I patted myself on the back when I decided to venture out of my non-fiction corner and open a 300-page fiction book (my rule of thumb is to stay under 200 pages) about mystery worshipers as compared to mystery shoppers. What a delightful read. Full of scripture mixed with a twist of odd humor by one of Alabama’s great journalists, authors, and photographers, William Thornton. Although the book Set your fields on fire was longer than I normally read, it went faster since it kept me engaged with its bizarre nuances. I knew the author since I had met him at a book signing event and lightheartedly chided that his book table needed more decoration. At our next joint event, I bought him a beautiful cross for his table; and we’ve been friends ever since.
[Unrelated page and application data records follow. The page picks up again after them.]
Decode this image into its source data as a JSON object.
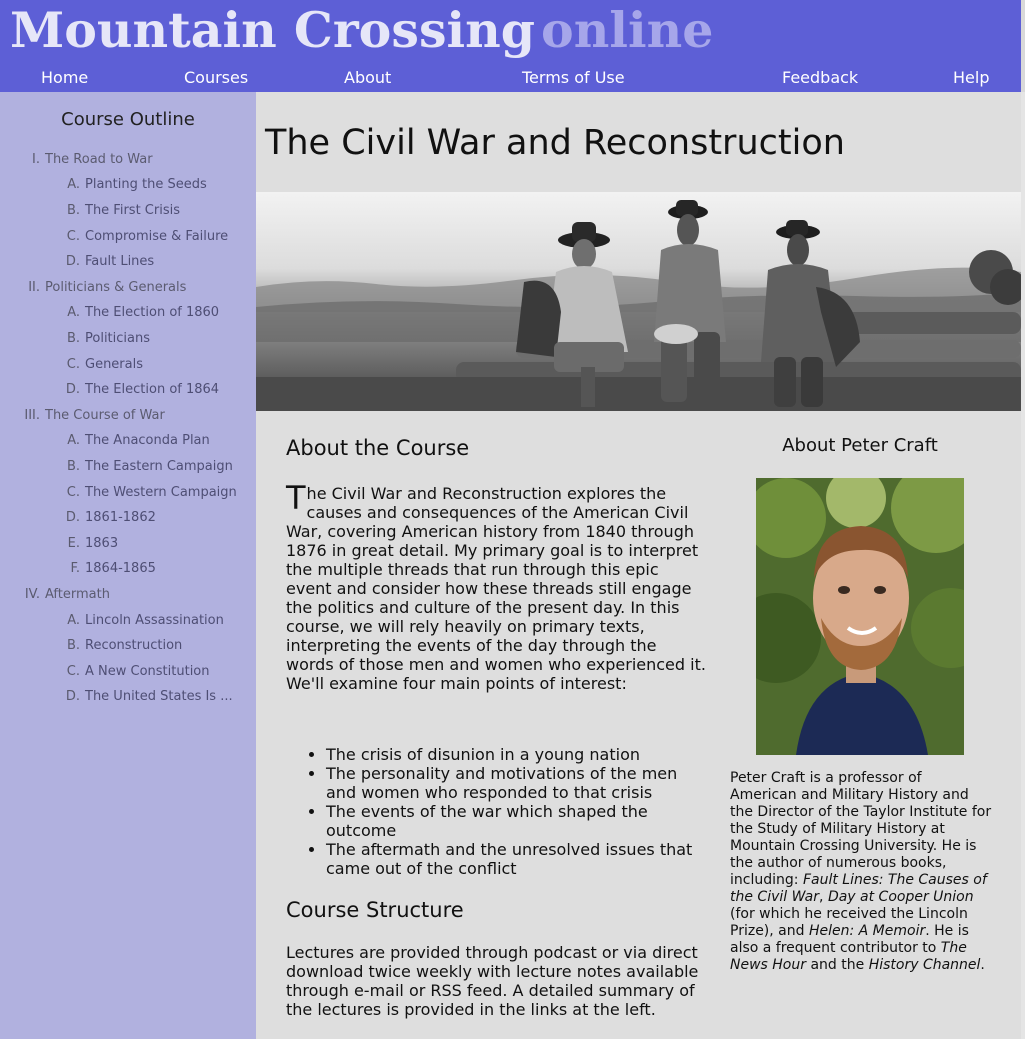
{
  "site": {
    "title_main": "Mountain Crossing",
    "title_sub": "online"
  },
  "nav": {
    "home": "Home",
    "courses": "Courses",
    "about": "About",
    "terms": "Terms of Use",
    "feedback": "Feedback",
    "help": "Help"
  },
  "sidebar": {
    "title": "Course Outline",
    "items": [
      {
        "num": "I.",
        "label": "The Road to War"
      },
      {
        "num": "A.",
        "label": "Planting the Seeds"
      },
      {
        "num": "B.",
        "label": "The First Crisis"
      },
      {
        "num": "C.",
        "label": "Compromise & Failure"
      },
      {
        "num": "D.",
        "label": "Fault Lines"
      },
      {
        "num": "II.",
        "label": "Politicians & Generals"
      },
      {
        "num": "A.",
        "label": "The Election of 1860"
      },
      {
        "num": "B.",
        "label": "Politicians"
      },
      {
        "num": "C.",
        "label": "Generals"
      },
      {
        "num": "D.",
        "label": "The Election of 1864"
      },
      {
        "num": "III.",
        "label": "The Course of War"
      },
      {
        "num": "A.",
        "label": "The Anaconda Plan"
      },
      {
        "num": "B.",
        "label": "The Eastern Campaign"
      },
      {
        "num": "C.",
        "label": "The Western Campaign"
      },
      {
        "num": "D.",
        "label": "1861-1862"
      },
      {
        "num": "E.",
        "label": "1863"
      },
      {
        "num": "F.",
        "label": "1864-1865"
      },
      {
        "num": "IV.",
        "label": "Aftermath"
      },
      {
        "num": "A.",
        "label": "Lincoln Assassination"
      },
      {
        "num": "B.",
        "label": "Reconstruction"
      },
      {
        "num": "C.",
        "label": "A New Constitution"
      },
      {
        "num": "D.",
        "label": "The United States Is ..."
      }
    ]
  },
  "main": {
    "title": "The Civil War and Reconstruction",
    "about_course_heading": "About the Course",
    "intro_first_letter": "T",
    "intro_rest": "he Civil War and Reconstruction explores the causes and consequences of the American Civil War, covering American history from 1840 through 1876 in great detail. My primary goal is to interpret the multiple threads that run through this epic event and consider how these threads still engage the politics and culture of the present day. In this course, we will rely heavily on primary texts, interpreting the events of the day through the words of those men and women who experienced it. We'll examine four main points of interest:",
    "points": [
      "The crisis of disunion in a young nation",
      "The personality and motivations of the men and women who responded to that crisis",
      "The events of the war which shaped the outcome",
      "The aftermath and the unresolved issues that came out of the conflict"
    ],
    "course_structure_heading": "Course Structure",
    "structure_text": "Lectures are provided through podcast or via direct download twice weekly with lecture notes available through e-mail or RSS feed. A detailed summary of the lectures is provided in the links at the left."
  },
  "author": {
    "heading": "About Peter Craft",
    "bio_1": "Peter Craft is a professor of American and Military History and the Director of the Taylor Institute for the Study of Military History at Mountain Crossing University. He is the author of numerous books, including: ",
    "book_1": "Fault Lines: The Causes of the Civil War",
    "sep_1": ", ",
    "book_2": "Day at Cooper Union",
    "bio_2": " (for which he received the Lincoln Prize), and ",
    "book_3": "Helen: A Memoir",
    "bio_3": ". He is also a frequent contributor to ",
    "outlet_1": "The News Hour",
    "bio_4": " and the ",
    "outlet_2": "History Channel",
    "bio_5": "."
  }
}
What a joy it is to have good books to read for education, mental relaxation, inspiration, humor, and so much more. While there are countless books from countless authors, good and not-so-good, there is always one book we can read that will enlighten, enhance, enrich, energize, and encourage us to grow and live in a way that is pleasing to God. That book is the Bible, the best-selling book of all time in the world. The book that takes us from the beginning of creation to the end of mankind. We learn about prophets, priests, judges, kings, harlots, beggars, disciples, the common man, and more. We recognize ourselves through emotions, sinful deeds, deceitful acts, and doubts. We are taught how to be servants, stewards, and messengers as we study the life of Jesus Christ on earth. The Bible has many authors with different flavors of writing styles. The Good News in its pages offers hope and salvation for anyone who will believe.
Have you ever taken the time to read this book in its entirety? I know it’s a lot pages – way more than 300! But why don’t you consider doing so? No reason to hurry. Nobody is tracking you. Take time to absorb its content, to contemplate its significance and guidance, and to soak in its love-filled bath. I guarantee you – this one is worth every word.
“Your laws are wonderful. No wonder I obey them! The teaching of your word gives light, so even the simple can understand. I pant with expectation, longing for your commands” (Psalm 119:129-131).